==== Exercise materials ====

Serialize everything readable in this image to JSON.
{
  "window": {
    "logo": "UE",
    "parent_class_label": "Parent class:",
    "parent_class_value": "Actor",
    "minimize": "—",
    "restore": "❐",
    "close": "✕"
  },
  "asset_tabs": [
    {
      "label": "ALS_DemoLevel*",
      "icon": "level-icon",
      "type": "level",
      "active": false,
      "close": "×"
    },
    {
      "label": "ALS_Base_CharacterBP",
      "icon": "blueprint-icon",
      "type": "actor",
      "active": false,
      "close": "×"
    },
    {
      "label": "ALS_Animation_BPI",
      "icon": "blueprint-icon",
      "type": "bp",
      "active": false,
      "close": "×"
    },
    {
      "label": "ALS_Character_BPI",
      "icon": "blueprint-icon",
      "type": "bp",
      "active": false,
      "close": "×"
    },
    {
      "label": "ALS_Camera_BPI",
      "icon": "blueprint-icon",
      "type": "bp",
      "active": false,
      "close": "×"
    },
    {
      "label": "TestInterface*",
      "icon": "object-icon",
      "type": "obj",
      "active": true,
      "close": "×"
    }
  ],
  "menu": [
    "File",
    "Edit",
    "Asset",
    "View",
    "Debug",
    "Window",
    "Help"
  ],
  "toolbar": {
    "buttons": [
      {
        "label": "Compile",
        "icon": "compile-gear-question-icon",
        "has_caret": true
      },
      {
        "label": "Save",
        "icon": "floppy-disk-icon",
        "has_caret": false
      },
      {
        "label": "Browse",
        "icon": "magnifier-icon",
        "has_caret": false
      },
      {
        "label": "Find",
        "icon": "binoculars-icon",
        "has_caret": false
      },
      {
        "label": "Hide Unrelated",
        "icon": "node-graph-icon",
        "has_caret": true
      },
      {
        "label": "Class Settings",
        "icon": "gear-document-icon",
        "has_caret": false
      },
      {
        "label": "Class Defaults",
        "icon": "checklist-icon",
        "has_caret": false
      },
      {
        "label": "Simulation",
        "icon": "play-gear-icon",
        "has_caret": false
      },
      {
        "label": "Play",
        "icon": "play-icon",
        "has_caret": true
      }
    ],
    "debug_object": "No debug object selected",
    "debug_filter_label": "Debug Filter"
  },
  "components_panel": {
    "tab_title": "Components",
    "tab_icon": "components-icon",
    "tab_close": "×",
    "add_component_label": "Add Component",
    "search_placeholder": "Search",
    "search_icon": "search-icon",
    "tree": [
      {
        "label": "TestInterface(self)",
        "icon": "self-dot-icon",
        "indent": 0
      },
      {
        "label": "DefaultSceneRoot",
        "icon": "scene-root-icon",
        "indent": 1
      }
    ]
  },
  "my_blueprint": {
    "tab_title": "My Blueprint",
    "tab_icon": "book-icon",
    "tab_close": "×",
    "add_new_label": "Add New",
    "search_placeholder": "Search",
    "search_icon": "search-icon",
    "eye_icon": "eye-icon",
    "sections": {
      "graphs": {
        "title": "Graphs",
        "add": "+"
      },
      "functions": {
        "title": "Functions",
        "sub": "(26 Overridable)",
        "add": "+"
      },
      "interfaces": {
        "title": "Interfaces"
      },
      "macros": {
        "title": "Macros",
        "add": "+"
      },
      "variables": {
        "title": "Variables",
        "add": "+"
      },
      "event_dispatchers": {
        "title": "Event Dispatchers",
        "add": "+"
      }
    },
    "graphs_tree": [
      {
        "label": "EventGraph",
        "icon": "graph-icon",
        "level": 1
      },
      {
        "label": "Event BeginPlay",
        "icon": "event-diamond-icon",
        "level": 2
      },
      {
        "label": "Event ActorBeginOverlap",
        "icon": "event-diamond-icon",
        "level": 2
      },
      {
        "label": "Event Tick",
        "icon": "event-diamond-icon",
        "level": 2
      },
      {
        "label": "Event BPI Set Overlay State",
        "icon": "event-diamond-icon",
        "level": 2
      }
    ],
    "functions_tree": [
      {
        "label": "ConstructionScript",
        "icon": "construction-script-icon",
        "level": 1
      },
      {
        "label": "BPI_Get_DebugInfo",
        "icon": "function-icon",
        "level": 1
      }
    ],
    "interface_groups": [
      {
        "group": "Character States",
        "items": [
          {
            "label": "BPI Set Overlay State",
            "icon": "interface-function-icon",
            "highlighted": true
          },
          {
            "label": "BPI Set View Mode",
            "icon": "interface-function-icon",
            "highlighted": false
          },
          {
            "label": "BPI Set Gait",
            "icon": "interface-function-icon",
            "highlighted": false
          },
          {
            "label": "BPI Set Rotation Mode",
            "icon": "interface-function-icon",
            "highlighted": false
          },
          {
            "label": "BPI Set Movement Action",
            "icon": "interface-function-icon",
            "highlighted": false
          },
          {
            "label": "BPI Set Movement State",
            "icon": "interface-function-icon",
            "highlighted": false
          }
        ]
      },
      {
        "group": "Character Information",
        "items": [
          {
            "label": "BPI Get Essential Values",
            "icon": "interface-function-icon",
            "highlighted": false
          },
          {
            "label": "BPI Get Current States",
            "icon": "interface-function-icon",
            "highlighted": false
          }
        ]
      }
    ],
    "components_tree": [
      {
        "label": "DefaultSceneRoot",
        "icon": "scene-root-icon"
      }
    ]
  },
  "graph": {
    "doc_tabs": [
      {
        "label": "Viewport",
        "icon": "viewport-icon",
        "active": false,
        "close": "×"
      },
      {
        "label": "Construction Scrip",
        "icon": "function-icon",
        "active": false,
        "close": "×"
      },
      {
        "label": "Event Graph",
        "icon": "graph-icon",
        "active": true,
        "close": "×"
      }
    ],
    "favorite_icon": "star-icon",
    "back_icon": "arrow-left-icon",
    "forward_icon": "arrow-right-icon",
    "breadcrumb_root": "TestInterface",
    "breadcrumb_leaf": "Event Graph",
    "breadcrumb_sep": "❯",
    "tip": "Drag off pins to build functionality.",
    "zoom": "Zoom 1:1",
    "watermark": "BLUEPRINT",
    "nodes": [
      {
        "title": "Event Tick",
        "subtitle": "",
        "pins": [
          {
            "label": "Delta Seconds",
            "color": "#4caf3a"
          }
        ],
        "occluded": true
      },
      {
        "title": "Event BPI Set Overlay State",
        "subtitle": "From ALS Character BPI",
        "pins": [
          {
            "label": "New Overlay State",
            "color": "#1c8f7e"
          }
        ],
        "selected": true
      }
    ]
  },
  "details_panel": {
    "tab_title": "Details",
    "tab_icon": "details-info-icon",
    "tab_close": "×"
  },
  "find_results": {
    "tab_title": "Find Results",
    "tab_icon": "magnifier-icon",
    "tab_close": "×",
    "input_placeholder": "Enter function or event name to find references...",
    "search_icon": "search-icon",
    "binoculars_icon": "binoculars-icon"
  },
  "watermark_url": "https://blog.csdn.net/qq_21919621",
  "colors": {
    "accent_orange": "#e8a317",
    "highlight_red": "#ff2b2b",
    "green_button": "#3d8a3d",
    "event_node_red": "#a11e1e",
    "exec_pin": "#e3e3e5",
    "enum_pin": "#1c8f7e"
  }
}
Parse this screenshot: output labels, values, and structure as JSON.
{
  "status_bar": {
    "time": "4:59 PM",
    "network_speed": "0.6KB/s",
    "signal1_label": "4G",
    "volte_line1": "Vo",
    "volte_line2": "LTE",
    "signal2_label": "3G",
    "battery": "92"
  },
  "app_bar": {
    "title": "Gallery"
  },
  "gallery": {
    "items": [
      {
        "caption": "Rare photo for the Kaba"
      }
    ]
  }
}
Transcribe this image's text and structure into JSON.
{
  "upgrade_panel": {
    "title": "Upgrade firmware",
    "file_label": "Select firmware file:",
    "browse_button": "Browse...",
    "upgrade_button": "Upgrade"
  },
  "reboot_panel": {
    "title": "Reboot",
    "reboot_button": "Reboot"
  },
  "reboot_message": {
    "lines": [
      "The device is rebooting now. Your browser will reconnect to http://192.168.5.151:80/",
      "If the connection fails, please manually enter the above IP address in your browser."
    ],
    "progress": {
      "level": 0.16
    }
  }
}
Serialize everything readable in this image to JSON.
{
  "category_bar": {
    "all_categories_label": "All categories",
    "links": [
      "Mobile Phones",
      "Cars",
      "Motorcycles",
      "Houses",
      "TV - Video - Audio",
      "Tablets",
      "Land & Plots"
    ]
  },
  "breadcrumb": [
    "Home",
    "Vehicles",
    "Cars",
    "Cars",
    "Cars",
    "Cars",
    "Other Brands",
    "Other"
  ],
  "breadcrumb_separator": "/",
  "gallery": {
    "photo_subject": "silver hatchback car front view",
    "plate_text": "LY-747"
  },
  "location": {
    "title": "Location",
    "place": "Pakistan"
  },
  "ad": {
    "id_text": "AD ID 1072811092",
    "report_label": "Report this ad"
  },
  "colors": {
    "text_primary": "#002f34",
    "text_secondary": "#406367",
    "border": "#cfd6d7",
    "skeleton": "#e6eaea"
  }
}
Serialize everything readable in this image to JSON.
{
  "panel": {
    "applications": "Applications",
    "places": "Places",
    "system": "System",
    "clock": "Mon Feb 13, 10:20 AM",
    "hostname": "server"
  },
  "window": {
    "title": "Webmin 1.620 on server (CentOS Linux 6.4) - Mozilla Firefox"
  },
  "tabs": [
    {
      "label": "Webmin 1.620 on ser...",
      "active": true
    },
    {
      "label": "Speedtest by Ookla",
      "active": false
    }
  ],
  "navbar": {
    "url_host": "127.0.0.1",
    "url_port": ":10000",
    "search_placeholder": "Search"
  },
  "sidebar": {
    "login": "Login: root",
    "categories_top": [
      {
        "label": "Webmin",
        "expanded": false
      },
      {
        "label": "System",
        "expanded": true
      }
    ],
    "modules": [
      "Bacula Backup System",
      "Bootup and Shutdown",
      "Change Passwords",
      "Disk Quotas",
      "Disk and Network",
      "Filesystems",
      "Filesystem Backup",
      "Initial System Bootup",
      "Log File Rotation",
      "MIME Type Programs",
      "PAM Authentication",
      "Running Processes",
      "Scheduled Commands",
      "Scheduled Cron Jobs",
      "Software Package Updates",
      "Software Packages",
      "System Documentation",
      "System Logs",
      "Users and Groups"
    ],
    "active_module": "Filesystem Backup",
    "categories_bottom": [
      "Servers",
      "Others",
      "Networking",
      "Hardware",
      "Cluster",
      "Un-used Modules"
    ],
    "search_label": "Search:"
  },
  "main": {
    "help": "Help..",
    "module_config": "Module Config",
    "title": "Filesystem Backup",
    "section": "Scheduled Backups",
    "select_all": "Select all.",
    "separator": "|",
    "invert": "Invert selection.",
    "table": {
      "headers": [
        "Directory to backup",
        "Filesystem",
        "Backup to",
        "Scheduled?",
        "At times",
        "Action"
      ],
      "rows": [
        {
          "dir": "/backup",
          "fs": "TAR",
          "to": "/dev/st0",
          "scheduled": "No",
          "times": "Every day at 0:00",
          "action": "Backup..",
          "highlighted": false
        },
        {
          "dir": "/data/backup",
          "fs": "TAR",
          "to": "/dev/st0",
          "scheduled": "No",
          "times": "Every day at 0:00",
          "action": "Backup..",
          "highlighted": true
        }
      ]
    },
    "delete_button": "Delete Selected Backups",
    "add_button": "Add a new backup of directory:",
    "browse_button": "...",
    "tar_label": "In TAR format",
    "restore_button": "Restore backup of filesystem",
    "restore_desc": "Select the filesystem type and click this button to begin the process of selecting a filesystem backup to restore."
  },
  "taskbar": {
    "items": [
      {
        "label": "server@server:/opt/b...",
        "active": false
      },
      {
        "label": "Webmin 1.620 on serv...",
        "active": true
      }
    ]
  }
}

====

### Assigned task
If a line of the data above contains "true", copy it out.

### Response to this exercise
      "active": true,
        "has_caret": true
        "has_caret": true
        "has_caret": true
            "highlighted": true
        "active": true,
        "occluded": true
        "selected": true
      "active": true
        "expanded": true
          "highlighted": true
        "active": true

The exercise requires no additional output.